[Records from a data source]
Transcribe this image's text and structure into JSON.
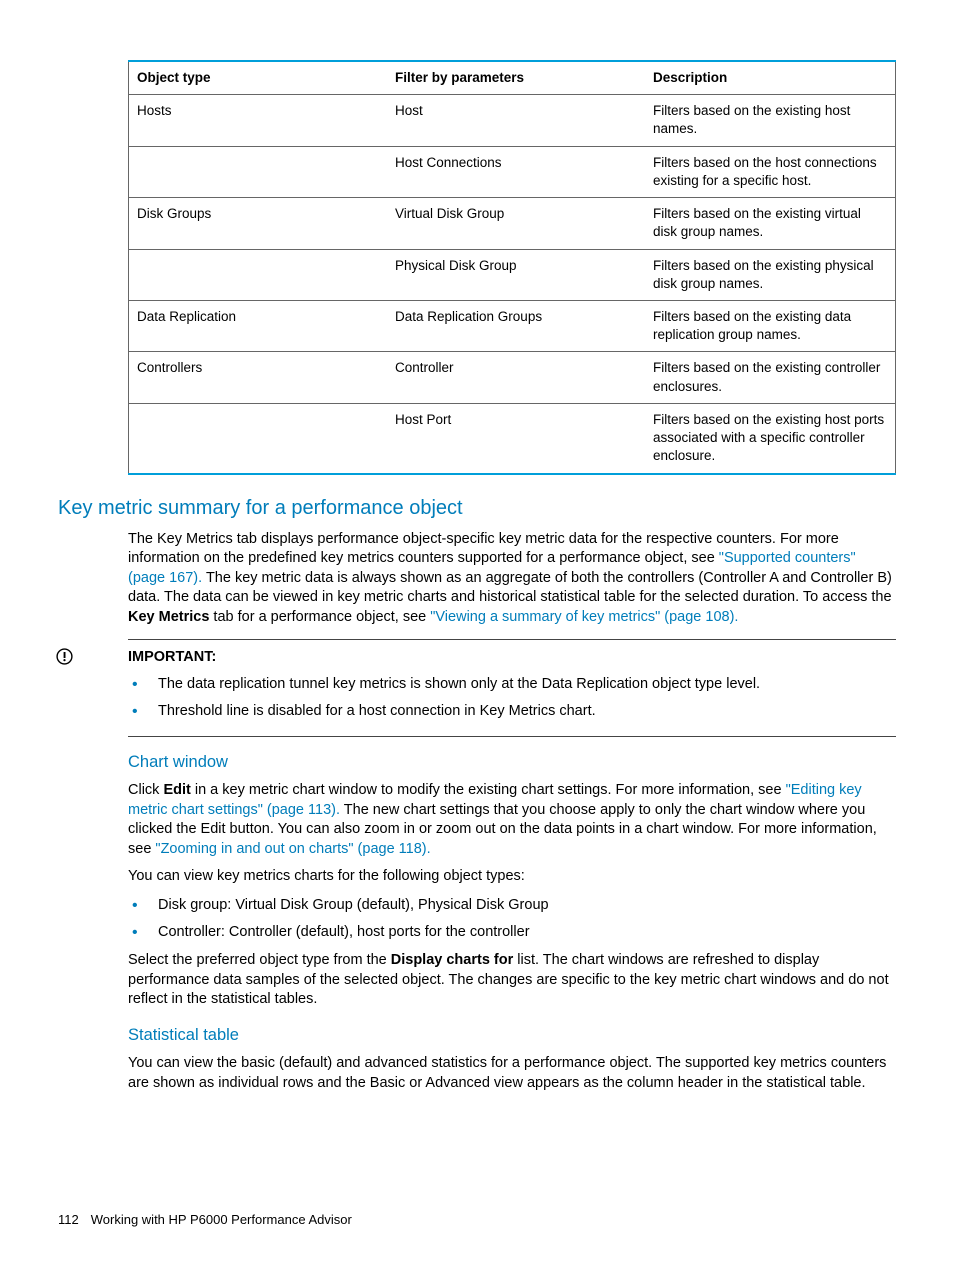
{
  "table": {
    "headers": [
      "Object type",
      "Filter by parameters",
      "Description"
    ],
    "rows": [
      [
        "Hosts",
        "Host",
        "Filters based on the existing host names."
      ],
      [
        "",
        "Host Connections",
        "Filters based on the host connections existing for a specific host."
      ],
      [
        "Disk Groups",
        "Virtual Disk Group",
        "Filters based on the existing virtual disk group names."
      ],
      [
        "",
        "Physical Disk Group",
        "Filters based on the existing physical disk group names."
      ],
      [
        "Data Replication",
        "Data Replication Groups",
        "Filters based on the existing data replication group names."
      ],
      [
        "Controllers",
        "Controller",
        "Filters based on the existing controller enclosures."
      ],
      [
        "",
        "Host Port",
        "Filters based on the existing host ports associated with a specific controller enclosure."
      ]
    ]
  },
  "section": {
    "title": "Key metric summary for a performance object",
    "para1a": "The Key Metrics tab displays performance object-specific key metric data for the respective counters. For more information on the predefined key metrics counters supported for a performance object, see ",
    "link1": "\"Supported counters\" (page 167).",
    "para1b": " The key metric data is always shown as an aggregate of both the controllers (Controller A and Controller B) data. The data can be viewed in key metric charts and historical statistical table for the selected duration. To access the ",
    "bold1": "Key Metrics",
    "para1c": " tab for a performance object, see ",
    "link2": "\"Viewing a summary of key metrics\" (page 108)."
  },
  "important": {
    "label": "IMPORTANT:",
    "items": [
      "The data replication tunnel key metrics is shown only at the Data Replication object type level.",
      "Threshold line is disabled for a host connection in Key Metrics chart."
    ]
  },
  "chartwin": {
    "title": "Chart window",
    "p1a": "Click ",
    "bold1": "Edit",
    "p1b": " in a key metric chart window to modify the existing chart settings. For more information, see ",
    "link1": "\"Editing key metric chart settings\" (page 113).",
    "p1c": " The new chart settings that you choose apply to only the chart window where you clicked the Edit button. You can also zoom in or zoom out on the data points in a chart window. For more information, see ",
    "link2": "\"Zooming in and out on charts\" (page 118).",
    "p2": "You can view key metrics charts for the following object types:",
    "items": [
      "Disk group: Virtual Disk Group (default), Physical Disk Group",
      "Controller: Controller (default), host ports for the controller"
    ],
    "p3a": "Select the preferred object type from the ",
    "bold2": "Display charts for",
    "p3b": " list. The chart windows are refreshed to display performance data samples of the selected object. The changes are specific to the key metric chart windows and do not reflect in the statistical tables."
  },
  "stattab": {
    "title": "Statistical table",
    "p1": "You can view the basic (default) and advanced statistics for a performance object. The supported key metrics counters are shown as individual rows and the Basic or Advanced view appears as the column header in the statistical table."
  },
  "footer": {
    "page": "112",
    "title": "Working with HP P6000 Performance Advisor"
  }
}
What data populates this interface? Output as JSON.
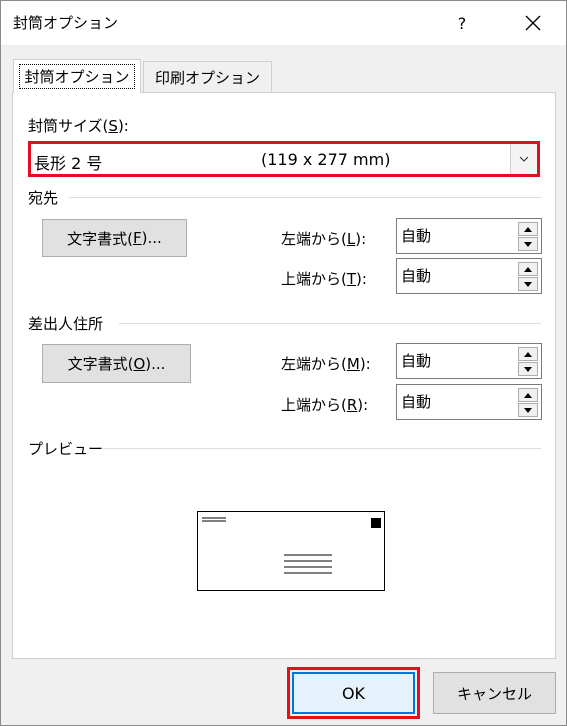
{
  "window": {
    "title": "封筒オプション",
    "help_label": "?"
  },
  "tabs": [
    {
      "label": "封筒オプション",
      "active": true
    },
    {
      "label": "印刷オプション",
      "active": false
    }
  ],
  "envelope_size": {
    "label_prefix": "封筒サイズ(",
    "label_key": "S",
    "label_suffix": "):",
    "selected_name": "長形 2 号",
    "selected_dims": "(119 x 277 mm)"
  },
  "delivery": {
    "heading": "宛先",
    "font_button": {
      "prefix": "文字書式(",
      "key": "F",
      "suffix": ")..."
    },
    "from_left": {
      "prefix": "左端から(",
      "key": "L",
      "suffix": "):",
      "value": "自動"
    },
    "from_top": {
      "prefix": "上端から(",
      "key": "T",
      "suffix": "):",
      "value": "自動"
    }
  },
  "return_address": {
    "heading": "差出人住所",
    "font_button": {
      "prefix": "文字書式(",
      "key": "O",
      "suffix": ")..."
    },
    "from_left": {
      "prefix": "左端から(",
      "key": "M",
      "suffix": "):",
      "value": "自動"
    },
    "from_top": {
      "prefix": "上端から(",
      "key": "R",
      "suffix": "):",
      "value": "自動"
    }
  },
  "preview": {
    "heading": "プレビュー"
  },
  "footer": {
    "ok_label": "OK",
    "cancel_label": "キャンセル"
  },
  "colors": {
    "highlight": "#e0101e",
    "default_button_border": "#0078d7"
  }
}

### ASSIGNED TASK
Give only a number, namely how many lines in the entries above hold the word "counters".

### TASK ANSWER
3